Alyson Martin, Cannabis Wire: The definition of equity in New York is really interesting to me, especially as someone who grew up near quite a few farms. “Distressed farmers” qualify, for example, along with women and veteran-owned businesses. I’m curious, how are you all thinking about equity as you’re building out this new venture?
Claudia Wilsey Bright: I think that is one of the most appealing pieces of the legislation, to me personally, having grown up there with a distressed farmer. And, equity is extremely important to me. I moved from Saratoga, from Greenfield Center, to Los Angeles. It’s quite a dichotomy, shall we say, in lifestyle, and it’s just very, very important to me to give back. And, you know, we’ve been blessed, but to give back to the community I came from, because that’s who I am, it’s a very strong piece of what we want to do.
Kevin Bright: It’s an example of what social justice should really look like, to take something that was the source of a lot of pain, to certain groups more than others — far more people of color have been arrested in connection with cannabis — and turn it around and say, okay, those who had paid the greatest price will take the greatest benefit from this. And I think that’s a wonderful way to contextualize cannabis in New York state.
Alyson Martin, Cannabis Wire: The deadline for localities to opt out of some commercial cannabis activities is December 31. Are you talking to local officials yet to gain support or perhaps educate them?
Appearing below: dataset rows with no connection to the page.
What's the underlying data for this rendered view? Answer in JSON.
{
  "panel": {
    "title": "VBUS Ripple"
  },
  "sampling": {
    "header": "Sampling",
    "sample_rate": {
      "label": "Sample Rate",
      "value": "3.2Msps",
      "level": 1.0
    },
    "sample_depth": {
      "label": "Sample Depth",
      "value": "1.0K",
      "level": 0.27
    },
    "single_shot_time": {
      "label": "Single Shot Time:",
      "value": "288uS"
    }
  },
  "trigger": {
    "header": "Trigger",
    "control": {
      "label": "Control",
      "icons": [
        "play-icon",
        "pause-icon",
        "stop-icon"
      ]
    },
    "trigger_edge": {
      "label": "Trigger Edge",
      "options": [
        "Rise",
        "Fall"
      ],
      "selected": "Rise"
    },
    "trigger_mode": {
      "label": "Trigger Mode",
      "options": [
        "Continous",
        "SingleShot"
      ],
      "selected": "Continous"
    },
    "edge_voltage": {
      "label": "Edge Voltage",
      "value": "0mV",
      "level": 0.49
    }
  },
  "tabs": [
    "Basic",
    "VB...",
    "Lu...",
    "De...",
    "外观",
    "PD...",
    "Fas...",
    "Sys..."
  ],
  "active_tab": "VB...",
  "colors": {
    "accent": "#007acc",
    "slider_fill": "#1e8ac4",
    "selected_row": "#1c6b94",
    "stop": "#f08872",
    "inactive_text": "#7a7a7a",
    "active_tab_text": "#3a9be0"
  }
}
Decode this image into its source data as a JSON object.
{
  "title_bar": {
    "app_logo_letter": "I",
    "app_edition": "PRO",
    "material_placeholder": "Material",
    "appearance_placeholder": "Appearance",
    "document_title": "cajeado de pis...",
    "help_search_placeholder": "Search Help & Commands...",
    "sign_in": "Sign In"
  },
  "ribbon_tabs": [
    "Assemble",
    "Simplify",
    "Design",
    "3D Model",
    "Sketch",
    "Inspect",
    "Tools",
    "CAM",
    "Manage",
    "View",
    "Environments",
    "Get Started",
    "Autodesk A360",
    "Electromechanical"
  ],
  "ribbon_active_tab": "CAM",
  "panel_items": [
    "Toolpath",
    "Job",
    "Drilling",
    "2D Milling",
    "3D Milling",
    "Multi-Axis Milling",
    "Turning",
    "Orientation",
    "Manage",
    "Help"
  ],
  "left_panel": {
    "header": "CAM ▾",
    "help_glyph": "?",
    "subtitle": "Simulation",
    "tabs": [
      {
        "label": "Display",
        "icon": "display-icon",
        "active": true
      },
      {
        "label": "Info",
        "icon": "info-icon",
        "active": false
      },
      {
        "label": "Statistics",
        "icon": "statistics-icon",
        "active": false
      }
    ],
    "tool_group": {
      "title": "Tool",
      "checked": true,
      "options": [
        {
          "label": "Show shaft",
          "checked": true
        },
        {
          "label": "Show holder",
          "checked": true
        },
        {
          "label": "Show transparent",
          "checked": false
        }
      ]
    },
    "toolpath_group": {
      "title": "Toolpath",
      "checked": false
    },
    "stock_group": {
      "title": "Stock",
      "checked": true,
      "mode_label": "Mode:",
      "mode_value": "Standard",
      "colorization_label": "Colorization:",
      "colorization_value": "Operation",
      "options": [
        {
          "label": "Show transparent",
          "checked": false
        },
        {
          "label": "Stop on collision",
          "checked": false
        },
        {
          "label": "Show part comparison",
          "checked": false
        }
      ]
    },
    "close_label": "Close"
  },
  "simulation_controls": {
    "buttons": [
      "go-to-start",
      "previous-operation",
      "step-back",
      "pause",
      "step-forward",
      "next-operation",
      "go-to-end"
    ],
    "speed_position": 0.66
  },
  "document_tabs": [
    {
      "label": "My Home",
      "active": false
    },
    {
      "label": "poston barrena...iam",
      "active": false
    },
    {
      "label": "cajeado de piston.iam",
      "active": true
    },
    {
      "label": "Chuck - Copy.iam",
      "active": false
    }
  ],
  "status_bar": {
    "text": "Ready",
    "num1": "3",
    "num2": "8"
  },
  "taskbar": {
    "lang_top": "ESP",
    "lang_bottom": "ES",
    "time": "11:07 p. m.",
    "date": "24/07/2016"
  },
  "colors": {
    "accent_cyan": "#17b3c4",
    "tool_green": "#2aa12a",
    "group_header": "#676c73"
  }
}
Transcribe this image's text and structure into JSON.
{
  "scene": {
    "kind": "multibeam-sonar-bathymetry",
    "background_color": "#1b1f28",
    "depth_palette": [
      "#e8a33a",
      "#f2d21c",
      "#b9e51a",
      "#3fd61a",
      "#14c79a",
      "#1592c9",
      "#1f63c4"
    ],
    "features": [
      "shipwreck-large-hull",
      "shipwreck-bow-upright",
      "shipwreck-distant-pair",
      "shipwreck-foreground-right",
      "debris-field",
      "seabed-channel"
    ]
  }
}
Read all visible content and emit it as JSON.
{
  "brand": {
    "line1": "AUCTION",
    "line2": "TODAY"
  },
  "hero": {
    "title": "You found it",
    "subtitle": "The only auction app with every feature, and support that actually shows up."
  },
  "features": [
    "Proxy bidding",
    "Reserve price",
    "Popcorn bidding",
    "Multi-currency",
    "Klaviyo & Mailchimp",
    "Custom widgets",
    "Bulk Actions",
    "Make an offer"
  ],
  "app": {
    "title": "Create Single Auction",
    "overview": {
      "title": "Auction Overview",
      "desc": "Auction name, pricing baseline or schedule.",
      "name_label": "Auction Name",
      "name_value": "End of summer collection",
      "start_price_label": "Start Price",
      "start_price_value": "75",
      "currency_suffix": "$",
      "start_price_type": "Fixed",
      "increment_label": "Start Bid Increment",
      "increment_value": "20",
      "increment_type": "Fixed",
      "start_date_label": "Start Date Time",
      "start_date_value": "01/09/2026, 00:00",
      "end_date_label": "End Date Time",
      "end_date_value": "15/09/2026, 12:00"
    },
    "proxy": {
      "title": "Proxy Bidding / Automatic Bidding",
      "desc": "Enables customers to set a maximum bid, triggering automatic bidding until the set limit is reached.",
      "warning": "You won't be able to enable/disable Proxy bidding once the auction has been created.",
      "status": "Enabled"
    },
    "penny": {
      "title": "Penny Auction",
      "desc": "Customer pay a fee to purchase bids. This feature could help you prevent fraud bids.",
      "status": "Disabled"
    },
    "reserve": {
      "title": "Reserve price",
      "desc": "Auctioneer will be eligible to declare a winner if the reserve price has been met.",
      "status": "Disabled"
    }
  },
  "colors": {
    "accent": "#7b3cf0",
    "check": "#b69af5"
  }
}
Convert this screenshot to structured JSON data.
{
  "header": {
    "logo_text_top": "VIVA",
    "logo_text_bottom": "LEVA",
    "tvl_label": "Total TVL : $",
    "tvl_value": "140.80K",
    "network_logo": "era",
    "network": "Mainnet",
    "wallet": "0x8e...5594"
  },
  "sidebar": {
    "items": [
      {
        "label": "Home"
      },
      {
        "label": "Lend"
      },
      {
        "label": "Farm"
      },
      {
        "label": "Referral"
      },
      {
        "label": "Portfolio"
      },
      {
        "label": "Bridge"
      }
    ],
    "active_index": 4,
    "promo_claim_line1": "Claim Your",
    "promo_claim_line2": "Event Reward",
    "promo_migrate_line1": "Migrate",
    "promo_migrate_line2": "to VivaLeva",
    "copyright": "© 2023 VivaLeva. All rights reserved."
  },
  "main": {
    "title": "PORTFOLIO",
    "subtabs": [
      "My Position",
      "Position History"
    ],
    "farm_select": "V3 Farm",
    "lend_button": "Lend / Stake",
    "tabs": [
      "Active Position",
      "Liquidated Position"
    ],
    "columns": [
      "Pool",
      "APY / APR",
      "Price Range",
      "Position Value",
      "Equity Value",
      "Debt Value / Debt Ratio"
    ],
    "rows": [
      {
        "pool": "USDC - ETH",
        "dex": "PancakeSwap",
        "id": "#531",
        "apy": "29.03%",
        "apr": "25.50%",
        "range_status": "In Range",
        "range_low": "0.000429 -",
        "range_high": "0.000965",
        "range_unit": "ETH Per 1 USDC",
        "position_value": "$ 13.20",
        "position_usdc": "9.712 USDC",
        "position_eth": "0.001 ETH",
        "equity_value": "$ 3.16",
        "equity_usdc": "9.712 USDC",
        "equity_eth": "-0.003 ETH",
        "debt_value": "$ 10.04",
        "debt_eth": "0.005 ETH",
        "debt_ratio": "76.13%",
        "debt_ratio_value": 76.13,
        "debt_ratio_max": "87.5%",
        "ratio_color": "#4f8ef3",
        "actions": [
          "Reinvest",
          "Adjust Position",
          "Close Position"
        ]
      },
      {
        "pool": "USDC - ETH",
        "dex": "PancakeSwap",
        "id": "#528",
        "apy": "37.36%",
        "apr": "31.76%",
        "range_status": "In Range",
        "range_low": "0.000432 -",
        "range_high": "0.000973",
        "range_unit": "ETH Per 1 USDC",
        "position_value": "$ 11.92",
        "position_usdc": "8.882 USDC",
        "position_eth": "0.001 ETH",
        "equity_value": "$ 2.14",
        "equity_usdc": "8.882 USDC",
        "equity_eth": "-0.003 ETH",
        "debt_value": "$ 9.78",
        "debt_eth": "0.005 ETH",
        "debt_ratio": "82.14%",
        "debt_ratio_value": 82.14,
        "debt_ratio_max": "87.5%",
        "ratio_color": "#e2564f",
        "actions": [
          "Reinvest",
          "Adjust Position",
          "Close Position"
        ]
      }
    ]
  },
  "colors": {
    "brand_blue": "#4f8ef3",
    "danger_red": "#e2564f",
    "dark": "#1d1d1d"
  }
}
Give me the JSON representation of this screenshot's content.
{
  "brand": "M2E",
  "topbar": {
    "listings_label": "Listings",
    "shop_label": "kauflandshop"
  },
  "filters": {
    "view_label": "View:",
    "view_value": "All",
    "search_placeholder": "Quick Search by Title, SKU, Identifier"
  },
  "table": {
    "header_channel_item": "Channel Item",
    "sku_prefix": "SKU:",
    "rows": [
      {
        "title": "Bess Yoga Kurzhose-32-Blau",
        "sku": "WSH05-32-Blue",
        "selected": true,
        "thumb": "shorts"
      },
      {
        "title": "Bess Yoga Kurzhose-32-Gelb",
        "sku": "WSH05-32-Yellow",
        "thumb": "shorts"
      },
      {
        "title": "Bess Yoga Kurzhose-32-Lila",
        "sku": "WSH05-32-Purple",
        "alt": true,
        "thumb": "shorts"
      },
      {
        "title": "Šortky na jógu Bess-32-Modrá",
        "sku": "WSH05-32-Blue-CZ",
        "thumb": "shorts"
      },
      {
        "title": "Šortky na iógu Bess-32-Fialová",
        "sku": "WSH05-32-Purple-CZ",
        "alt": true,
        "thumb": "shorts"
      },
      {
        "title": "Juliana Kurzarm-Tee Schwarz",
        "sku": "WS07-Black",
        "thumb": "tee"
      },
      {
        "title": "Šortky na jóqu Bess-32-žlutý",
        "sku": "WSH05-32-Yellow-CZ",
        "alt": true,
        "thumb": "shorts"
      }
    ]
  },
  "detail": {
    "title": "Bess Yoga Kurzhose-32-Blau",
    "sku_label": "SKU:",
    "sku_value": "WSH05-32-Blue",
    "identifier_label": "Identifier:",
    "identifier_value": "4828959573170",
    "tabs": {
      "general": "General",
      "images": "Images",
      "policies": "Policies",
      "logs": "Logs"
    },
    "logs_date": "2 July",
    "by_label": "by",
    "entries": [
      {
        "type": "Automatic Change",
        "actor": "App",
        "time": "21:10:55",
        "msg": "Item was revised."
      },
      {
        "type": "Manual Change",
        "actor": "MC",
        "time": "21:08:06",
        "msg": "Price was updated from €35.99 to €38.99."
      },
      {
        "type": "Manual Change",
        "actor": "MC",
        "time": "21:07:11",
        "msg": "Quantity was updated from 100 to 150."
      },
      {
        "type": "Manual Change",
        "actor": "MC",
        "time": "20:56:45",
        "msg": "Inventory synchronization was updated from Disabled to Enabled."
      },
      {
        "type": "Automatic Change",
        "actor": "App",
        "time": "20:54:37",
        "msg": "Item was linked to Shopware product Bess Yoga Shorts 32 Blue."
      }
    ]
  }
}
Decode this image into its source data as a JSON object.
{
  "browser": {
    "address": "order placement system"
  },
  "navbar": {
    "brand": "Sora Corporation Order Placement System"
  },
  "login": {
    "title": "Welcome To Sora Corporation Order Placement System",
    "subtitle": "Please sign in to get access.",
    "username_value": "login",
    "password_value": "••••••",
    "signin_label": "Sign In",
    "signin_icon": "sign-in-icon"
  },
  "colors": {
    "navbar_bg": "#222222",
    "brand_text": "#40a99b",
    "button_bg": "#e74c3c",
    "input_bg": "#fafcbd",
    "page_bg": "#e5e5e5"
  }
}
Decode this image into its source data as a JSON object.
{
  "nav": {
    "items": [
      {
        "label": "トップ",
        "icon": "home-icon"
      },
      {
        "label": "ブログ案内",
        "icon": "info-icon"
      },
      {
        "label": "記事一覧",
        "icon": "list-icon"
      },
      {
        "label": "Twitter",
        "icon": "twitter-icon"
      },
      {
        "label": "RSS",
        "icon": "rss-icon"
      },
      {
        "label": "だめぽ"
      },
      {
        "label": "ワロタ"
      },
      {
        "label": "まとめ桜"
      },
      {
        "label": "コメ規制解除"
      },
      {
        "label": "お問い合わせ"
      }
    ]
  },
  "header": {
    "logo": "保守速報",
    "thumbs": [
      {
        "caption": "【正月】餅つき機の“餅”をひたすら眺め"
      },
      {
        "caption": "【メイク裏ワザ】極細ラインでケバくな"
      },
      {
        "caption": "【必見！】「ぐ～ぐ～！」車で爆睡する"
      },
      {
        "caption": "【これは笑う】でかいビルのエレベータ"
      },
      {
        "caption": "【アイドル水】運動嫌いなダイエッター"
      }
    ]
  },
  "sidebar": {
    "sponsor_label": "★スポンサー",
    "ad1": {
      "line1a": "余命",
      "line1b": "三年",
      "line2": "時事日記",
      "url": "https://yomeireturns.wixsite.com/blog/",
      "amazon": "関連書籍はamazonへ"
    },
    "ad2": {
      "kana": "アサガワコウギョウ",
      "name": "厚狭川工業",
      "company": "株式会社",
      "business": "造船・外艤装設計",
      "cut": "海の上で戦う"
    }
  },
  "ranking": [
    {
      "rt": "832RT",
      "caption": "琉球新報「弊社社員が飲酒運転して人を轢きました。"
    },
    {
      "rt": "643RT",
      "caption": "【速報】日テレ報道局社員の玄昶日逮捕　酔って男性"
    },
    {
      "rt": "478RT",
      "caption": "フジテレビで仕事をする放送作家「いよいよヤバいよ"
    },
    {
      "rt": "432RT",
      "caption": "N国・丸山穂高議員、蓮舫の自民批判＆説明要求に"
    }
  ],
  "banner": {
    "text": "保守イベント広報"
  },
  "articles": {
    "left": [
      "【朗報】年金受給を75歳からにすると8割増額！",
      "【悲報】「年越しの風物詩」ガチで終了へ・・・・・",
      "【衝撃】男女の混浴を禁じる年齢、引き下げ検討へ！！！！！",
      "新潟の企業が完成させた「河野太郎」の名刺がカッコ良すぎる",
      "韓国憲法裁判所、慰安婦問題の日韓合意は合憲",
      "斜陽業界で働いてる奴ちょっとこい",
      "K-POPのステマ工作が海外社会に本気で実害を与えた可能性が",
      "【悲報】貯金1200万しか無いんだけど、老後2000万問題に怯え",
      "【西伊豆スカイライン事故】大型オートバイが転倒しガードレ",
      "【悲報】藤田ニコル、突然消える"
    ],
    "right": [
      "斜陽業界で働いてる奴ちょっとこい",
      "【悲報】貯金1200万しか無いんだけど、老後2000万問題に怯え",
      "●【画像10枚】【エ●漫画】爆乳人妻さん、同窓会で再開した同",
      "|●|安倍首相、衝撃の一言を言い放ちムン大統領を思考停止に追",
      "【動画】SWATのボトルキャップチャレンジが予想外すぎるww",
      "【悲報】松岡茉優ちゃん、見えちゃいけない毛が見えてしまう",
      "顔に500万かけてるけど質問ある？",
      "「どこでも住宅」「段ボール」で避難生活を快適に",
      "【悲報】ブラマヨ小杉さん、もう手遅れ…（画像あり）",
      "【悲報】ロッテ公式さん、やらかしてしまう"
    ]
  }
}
Or are you talking to other farmers about their plans?
Kevin Bright: We’re starting to talk to local officials and gather support. And honestly, it’s new land and we’re trying to, like many other people, get the lay of it. Our approach to it is about the long run, not about a money grab opportunity. And it is something that we see with the potential to reinvigorate the property that we’ve invested in and reinvigorate the community that we’re a part of.
Alyson Martin, Cannabis Wire: As you know, I decided to reach out to you all after coming across a lobbying report. What are your cannabis-related lobbying priorities?
Kevin Bright: Another part of this is support and funding opportunities for a brand new industry. And unfortunately, as long as the federal classification of cannabis stands where it is, banks cannot support this new industry. So I would say the greatest single advance we need to make is to be able to tap into the financing resources that every other business has available to them.
Alyson Martin, Cannabis Wire: Alright, I saved this one, but I have to ask. I’m of an age where Friends had a pretty big impact on my youth, and there’s clearly a resurgence of interest now. Are you planning for any part of your cannabis venture to intersect with Friends? You know, The One Where the Friends Producer Grows Cannabis?
Kevin Bright: One of my favorite episodes of all time is The One Where Ross Gets High. So obviously we as the producers of Friends have always been friendly to the cannabis world and have presented it in a good light. So I just hope to be able to continue to do that as a member of the industry going forward.